WORK TO COMPLETE:
What lines in the data hold the string "sendiri"? Show them.

◇ ◇ ◇ ◇ ◇ ◇ ◇

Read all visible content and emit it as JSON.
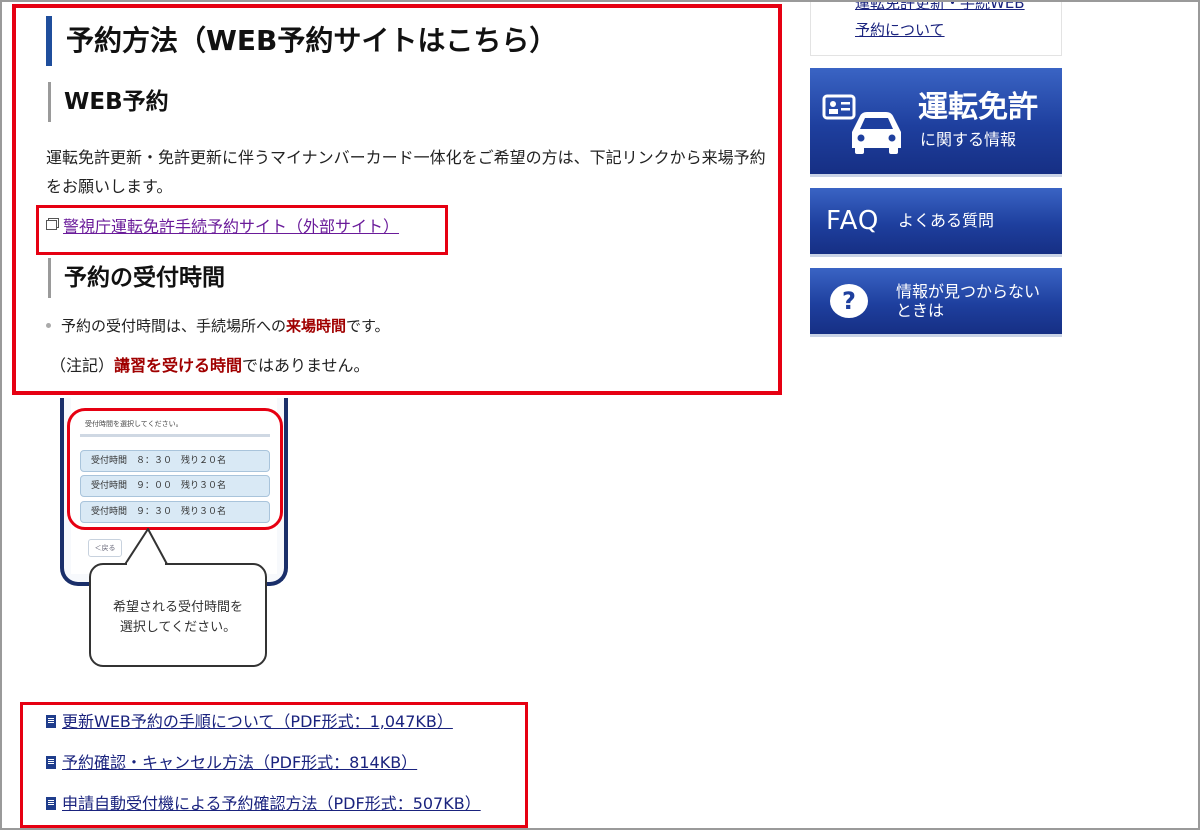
{
  "main": {
    "section_title": "予約方法（WEB予約サイトはこちら）",
    "web_heading": "WEB予約",
    "description": "運転免許更新・免許更新に伴うマイナンバーカード一体化をご希望の方は、下記リンクから来場予約をお願いします。",
    "external_link": "警視庁運転免許手続予約サイト（外部サイト）",
    "time_heading": "予約の受付時間",
    "bullet_prefix": "予約の受付時間は、手続場所への",
    "bullet_em": "来場時間",
    "bullet_suffix": "です。",
    "note_prefix": "（注記）",
    "note_em": "講習を受ける時間",
    "note_suffix": "ではありません。"
  },
  "illustration": {
    "select_title": "受付時間を選択してください。",
    "slots": [
      "受付時間　８：３０　残り２０名",
      "受付時間　９：００　残り３０名",
      "受付時間　９：３０　残り３０名"
    ],
    "back_button": "＜戻る",
    "bubble_line1": "希望される受付時間を",
    "bubble_line2": "選択してください。"
  },
  "pdf_links": [
    "更新WEB予約の手順について（PDF形式：1,047KB）",
    "予約確認・キャンセル方法（PDF形式：814KB）",
    "申請自動受付機による予約確認方法（PDF形式：507KB）"
  ],
  "sidebar": {
    "top_link_line1": "運転免許更新・手続WEB",
    "top_link_line2": "予約について",
    "license_title": "運転免許",
    "license_sub": "に関する情報",
    "faq_word": "FAQ",
    "faq_sub": "よくある質問",
    "help_line1": "情報が見つからない",
    "help_line2": "ときは",
    "help_icon": "?"
  },
  "colors": {
    "highlight_red": "#e60012",
    "heading_blue": "#1f4e9c",
    "banner_blue": "#1e3f9e",
    "emphasis": "#a00000",
    "visited_link": "#6a1b9a"
  }
}
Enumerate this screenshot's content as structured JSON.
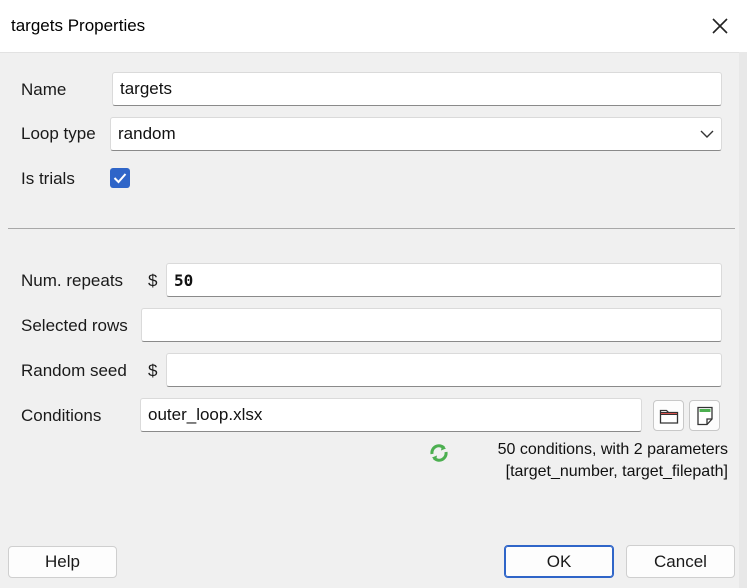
{
  "window": {
    "title": "targets Properties"
  },
  "form": {
    "name": {
      "label": "Name",
      "value": "targets"
    },
    "loop_type": {
      "label": "Loop type",
      "value": "random"
    },
    "is_trials": {
      "label": "Is trials",
      "checked": true
    },
    "num_repeats": {
      "label": "Num. repeats",
      "dollar": "$",
      "value": "50"
    },
    "selected_rows": {
      "label": "Selected rows",
      "value": ""
    },
    "random_seed": {
      "label": "Random seed",
      "dollar": "$",
      "value": ""
    },
    "conditions": {
      "label": "Conditions",
      "value": "outer_loop.xlsx"
    }
  },
  "conditions_info": {
    "line1": "50 conditions, with 2 parameters",
    "line2": "[target_number, target_filepath]"
  },
  "buttons": {
    "help": "Help",
    "ok": "OK",
    "cancel": "Cancel"
  },
  "colors": {
    "accent": "#2f65c8",
    "refresh_icon": "#4caf50"
  },
  "icons": {
    "close": "close-icon",
    "dropdown": "chevron-down-icon",
    "checkbox": "checkmark-icon",
    "browse": "folder-icon",
    "edit": "edit-document-icon",
    "refresh": "refresh-icon"
  }
}
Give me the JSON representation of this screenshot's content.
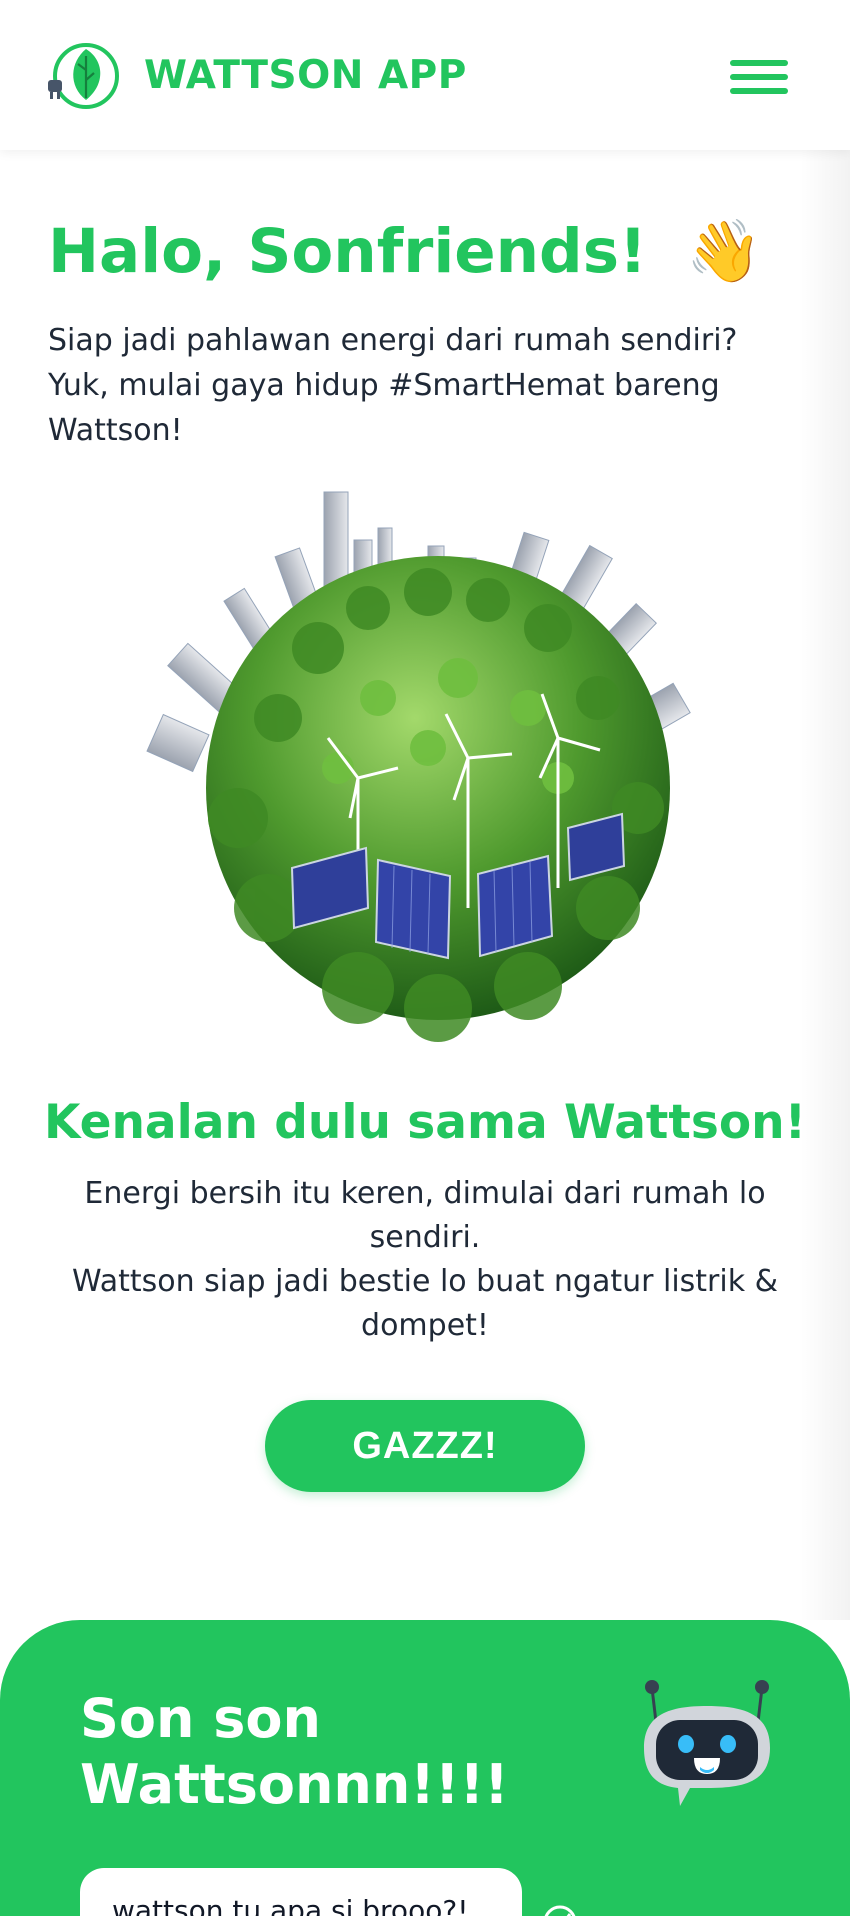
{
  "header": {
    "brand": "WATTSON APP",
    "logo_icon": "plug-leaf-logo-icon",
    "menu_icon": "hamburger-menu-icon"
  },
  "hero": {
    "greeting": "Halo, Sonfriends!",
    "greeting_emoji": "👋",
    "intro": "Siap jadi pahlawan energi dari rumah sendiri? Yuk, mulai gaya hidup #SmartHemat bareng Wattson!",
    "image_icon": "green-city-globe-illustration"
  },
  "about": {
    "title": "Kenalan dulu sama Wattson!",
    "line1": "Energi bersih itu keren, dimulai dari rumah lo sendiri.",
    "line2": "Wattson siap jadi bestie lo buat ngatur listrik & dompet!",
    "cta_label": "GAZZZ!"
  },
  "chat": {
    "title": "Son son Wattsonnn!!!!",
    "bot_icon": "robot-chat-icon",
    "message": "wattson tu apa si brooo?!",
    "send_icon": "send-icon"
  },
  "colors": {
    "accent": "#22c55e",
    "text": "#1f2937",
    "white": "#ffffff"
  }
}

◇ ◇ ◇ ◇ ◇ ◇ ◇

RESULT OF THE EXERCISE:
    "intro": "Siap jadi pahlawan energi dari rumah sendiri? Yuk, mulai gaya hidup #SmartHemat bareng Wattson!",
    "line1": "Energi bersih itu keren, dimulai dari rumah lo sendiri.",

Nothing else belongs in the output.